:: Provided records ::
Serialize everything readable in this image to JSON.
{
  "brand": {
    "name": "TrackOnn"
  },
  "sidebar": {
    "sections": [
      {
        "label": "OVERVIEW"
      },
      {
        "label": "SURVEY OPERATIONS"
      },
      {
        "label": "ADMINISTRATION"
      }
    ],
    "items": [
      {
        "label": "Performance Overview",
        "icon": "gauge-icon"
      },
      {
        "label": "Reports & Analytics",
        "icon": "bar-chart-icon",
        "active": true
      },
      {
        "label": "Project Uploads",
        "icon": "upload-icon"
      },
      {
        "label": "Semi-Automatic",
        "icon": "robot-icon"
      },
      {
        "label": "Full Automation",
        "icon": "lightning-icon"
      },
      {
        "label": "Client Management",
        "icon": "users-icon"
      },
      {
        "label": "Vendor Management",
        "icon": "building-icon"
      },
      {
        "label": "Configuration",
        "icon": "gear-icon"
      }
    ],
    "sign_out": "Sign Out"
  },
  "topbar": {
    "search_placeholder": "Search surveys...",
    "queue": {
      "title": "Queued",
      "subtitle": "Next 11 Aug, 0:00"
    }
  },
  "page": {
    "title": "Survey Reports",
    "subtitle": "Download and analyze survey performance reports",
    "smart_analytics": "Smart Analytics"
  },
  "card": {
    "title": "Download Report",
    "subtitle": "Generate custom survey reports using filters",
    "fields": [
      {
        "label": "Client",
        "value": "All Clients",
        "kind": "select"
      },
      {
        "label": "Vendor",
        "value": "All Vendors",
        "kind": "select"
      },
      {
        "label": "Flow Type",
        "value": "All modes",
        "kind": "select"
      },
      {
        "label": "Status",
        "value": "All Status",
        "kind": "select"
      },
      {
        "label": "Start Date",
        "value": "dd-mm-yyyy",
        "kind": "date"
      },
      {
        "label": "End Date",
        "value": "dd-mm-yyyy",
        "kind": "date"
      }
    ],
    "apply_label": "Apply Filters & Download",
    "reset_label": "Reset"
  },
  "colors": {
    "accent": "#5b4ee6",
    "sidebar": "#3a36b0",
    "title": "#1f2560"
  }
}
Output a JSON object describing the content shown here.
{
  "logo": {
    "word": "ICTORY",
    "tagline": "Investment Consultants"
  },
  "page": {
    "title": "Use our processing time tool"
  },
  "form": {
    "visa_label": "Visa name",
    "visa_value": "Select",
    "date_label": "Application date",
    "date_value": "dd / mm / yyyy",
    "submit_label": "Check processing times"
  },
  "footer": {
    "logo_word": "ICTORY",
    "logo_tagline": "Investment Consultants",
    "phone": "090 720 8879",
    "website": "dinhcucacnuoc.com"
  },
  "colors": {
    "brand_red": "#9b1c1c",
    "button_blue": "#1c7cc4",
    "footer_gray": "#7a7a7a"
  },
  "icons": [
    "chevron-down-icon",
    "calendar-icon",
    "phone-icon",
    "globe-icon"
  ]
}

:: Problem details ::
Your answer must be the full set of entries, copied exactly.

:: Result below ::
Serialize everything readable in this image to JSON.
{
  "brand": {
    "name": "TrackOnn"
  },
  "sidebar": {
    "sections": [
      {
        "label": "OVERVIEW"
      },
      {
        "label": "SURVEY OPERATIONS"
      },
      {
        "label": "ADMINISTRATION"
      }
    ],
    "items": [
      {
        "label": "Performance Overview",
        "icon": "gauge-icon"
      },
      {
        "label": "Reports & Analytics",
        "icon": "bar-chart-icon",
        "active": true
      },
      {
        "label": "Project Uploads",
        "icon": "upload-icon"
      },
      {
        "label": "Semi-Automatic",
        "icon": "robot-icon"
      },
      {
        "label": "Full Automation",
        "icon": "lightning-icon"
      },
      {
        "label": "Client Management",
        "icon": "users-icon"
      },
      {
        "label": "Vendor Management",
        "icon": "building-icon"
      },
      {
        "label": "Configuration",
        "icon": "gear-icon"
      }
    ],
    "sign_out": "Sign Out"
  },
  "topbar": {
    "search_placeholder": "Search surveys...",
    "queue": {
      "title": "Queued",
      "subtitle": "Next 11 Aug, 0:00"
    }
  },
  "page": {
    "title": "Survey Reports",
    "subtitle": "Download and analyze survey performance reports",
    "smart_analytics": "Smart Analytics"
  },
  "card": {
    "title": "Download Report",
    "subtitle": "Generate custom survey reports using filters",
    "fields": [
      {
        "label": "Client",
        "value": "All Clients",
        "kind": "select"
      },
      {
        "label": "Vendor",
        "value": "All Vendors",
        "kind": "select"
      },
      {
        "label": "Flow Type",
        "value": "All modes",
        "kind": "select"
      },
      {
        "label": "Status",
        "value": "All Status",
        "kind": "select"
      },
      {
        "label": "Start Date",
        "value": "dd-mm-yyyy",
        "kind": "date"
      },
      {
        "label": "End Date",
        "value": "dd-mm-yyyy",
        "kind": "date"
      }
    ],
    "apply_label": "Apply Filters & Download",
    "reset_label": "Reset"
  },
  "colors": {
    "accent": "#5b4ee6",
    "sidebar": "#3a36b0",
    "title": "#1f2560"
  }
}
Output a JSON object describing the content shown here.
{
  "logo": {
    "word": "ICTORY",
    "tagline": "Investment Consultants"
  },
  "page": {
    "title": "Use our processing time tool"
  },
  "form": {
    "visa_label": "Visa name",
    "visa_value": "Select",
    "date_label": "Application date",
    "date_value": "dd / mm / yyyy",
    "submit_label": "Check processing times"
  },
  "footer": {
    "logo_word": "ICTORY",
    "logo_tagline": "Investment Consultants",
    "phone": "090 720 8879",
    "website": "dinhcucacnuoc.com"
  },
  "colors": {
    "brand_red": "#9b1c1c",
    "button_blue": "#1c7cc4",
    "footer_gray": "#7a7a7a"
  },
  "icons": [
    "chevron-down-icon",
    "calendar-icon",
    "phone-icon",
    "globe-icon"
  ]
}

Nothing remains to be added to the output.